The UK government must “raise its game” on Brexit and find ways to protect Wales’ interests in the negotiations, a House of Lords committee has warned.
The EU Committee’s report on Brexit and devolution said ministers in Wales and Westminster should work constructively.
It has warned of potential risks to Welsh agriculture and manufacturing.
Welsh ministers urged UK ministers to act. The UK government said it is committed to “positive and productive engagement” with the devolved bodies.
The committee report, published on Wednesday, said the loss of EU funding could put Welsh agriculture at risk – and that manufacturing could be hit hard without a comprehensive trade deal.

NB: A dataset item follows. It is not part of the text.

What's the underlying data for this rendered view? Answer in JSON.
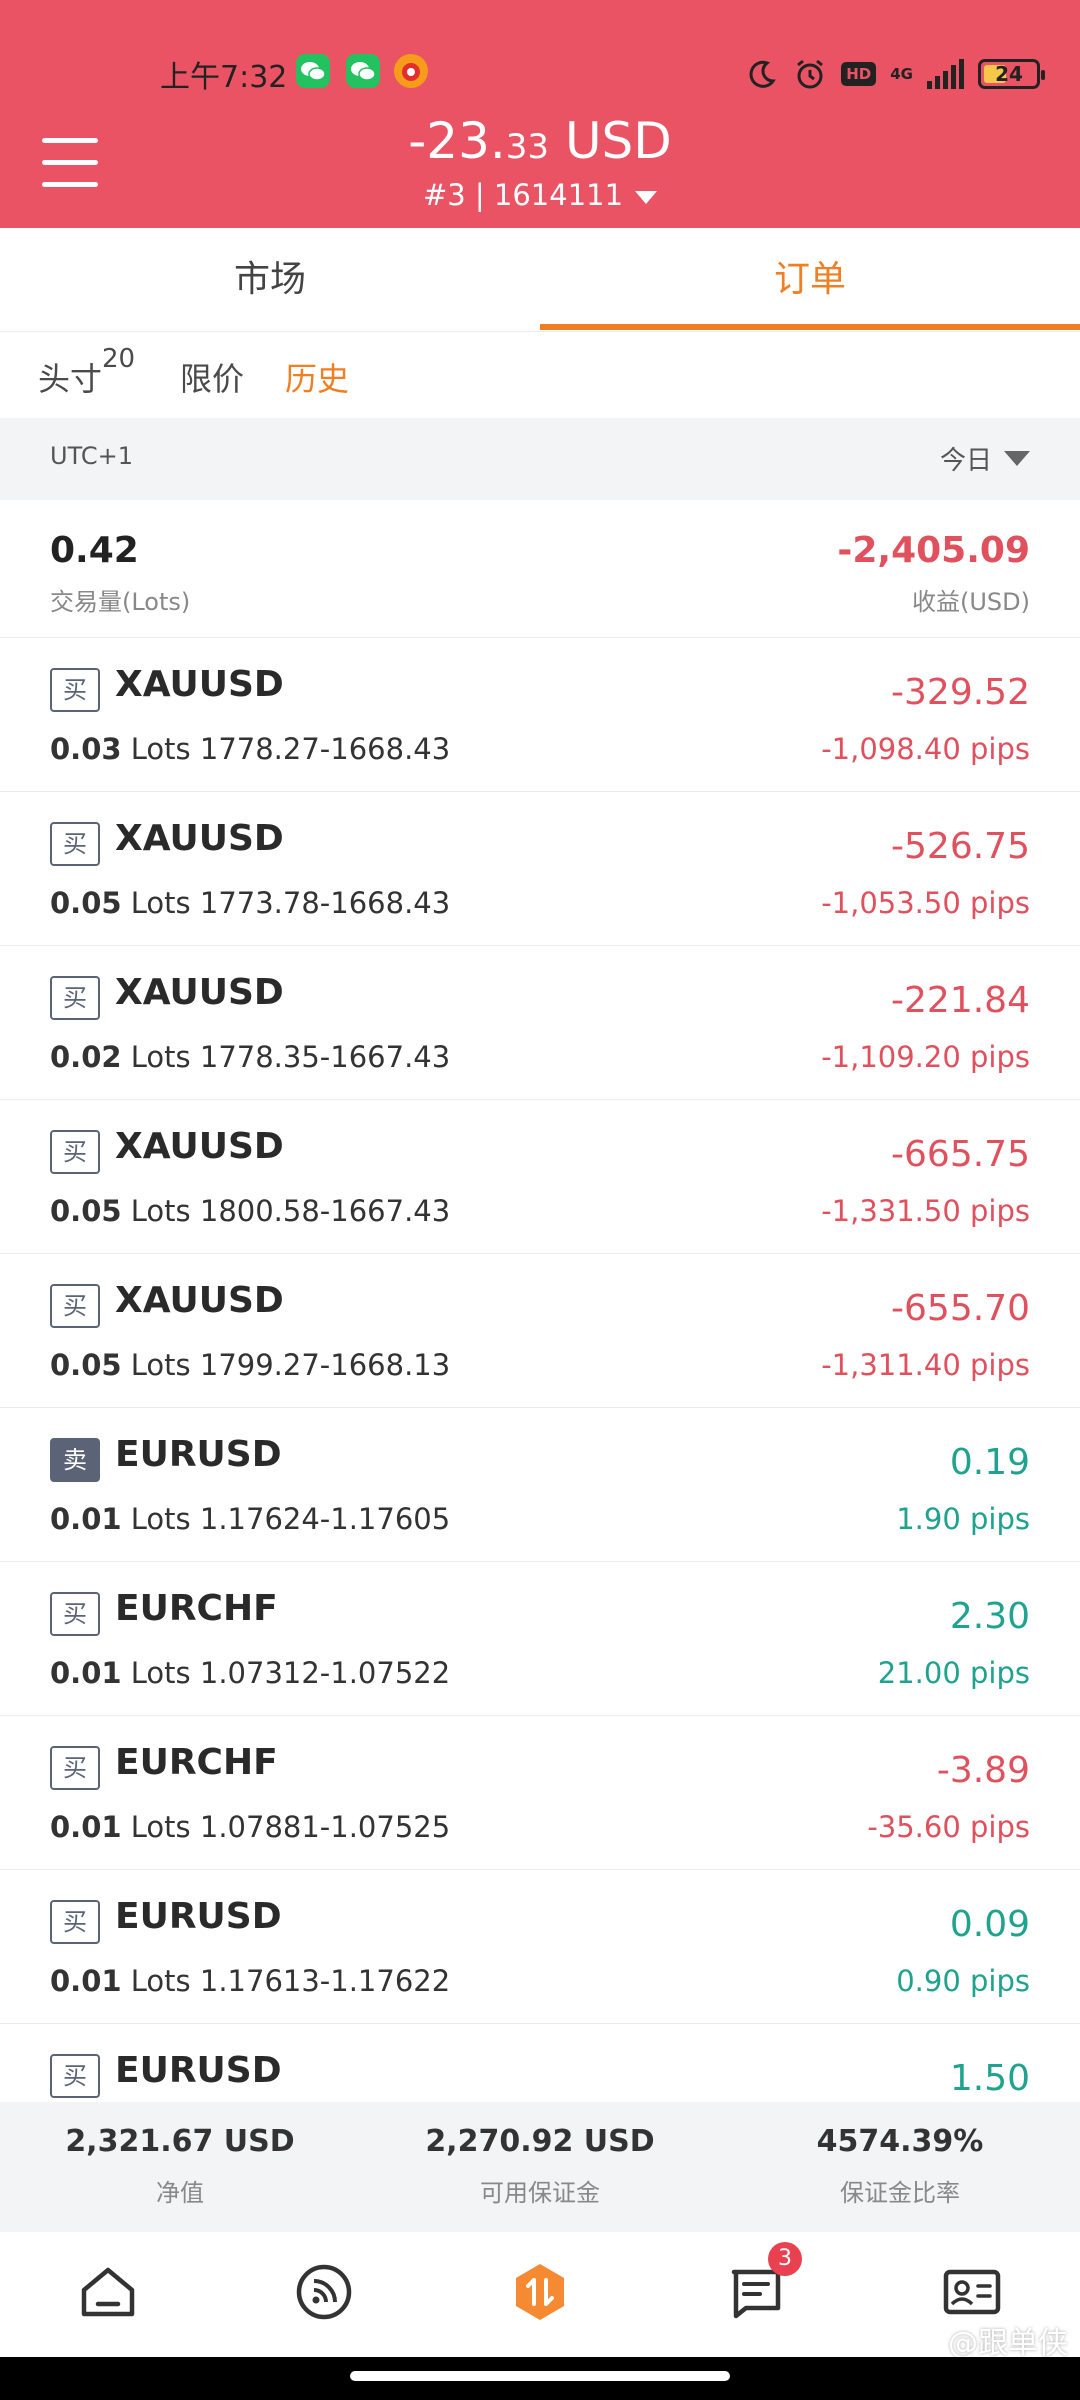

Peers said the Welsh economy was heavily dependent on exports to the EU, operating a £2.25bn trade surplus with EU member states, against a £2.3bn trade deficit against non-EU countries.
They highlighted “acute concern” that EU funding for the poorest parts of Wales would not be fully replaced by the Barnett formula, which allocates UK government funding to the four nations according to population.
The report said Brexit means that “it is now time finally to bite the bullet and replace the Barnett Formula” with a needs-based funding arrangement.
It also said powers over farming and environmental protection should return from Brussels to Cardiff rather than Westminster, as the UK government intends as a temporary measure.
First Minister Carwyn Jones welcomed the findings and said the UK government “cannot simply continue to put its head in the sand”.
“As the report notes, we have repeatedly tried to engage with the UK government and have put forward constructive proposals about how we can deliver a Brexit which honours the result of the referendum, safeguards the economy and respects devolution,” he said.
“I once again urge them to give serious consideration to our policy paper on Brexit and Devolution, which offers a workable blueprint for a major constitutional renewal of the UK.”
A UK government spokesman said: “We have been clear that the Repeal Bill will not take away any decision making powers from the devolved administrations immediately after exit.
“Instead, to protect the UK internal market, some decision making powers being transferred into UK law will be held temporarily to allow intensive discussion and consultation with the devolved administrations.
“As the Secretary of State for Exiting the European Union has made clear, it is our expectation that the outcome of this process will provide a significant increase in the decision-making power of each devolved administration and we are committed to positive and productive engagement.”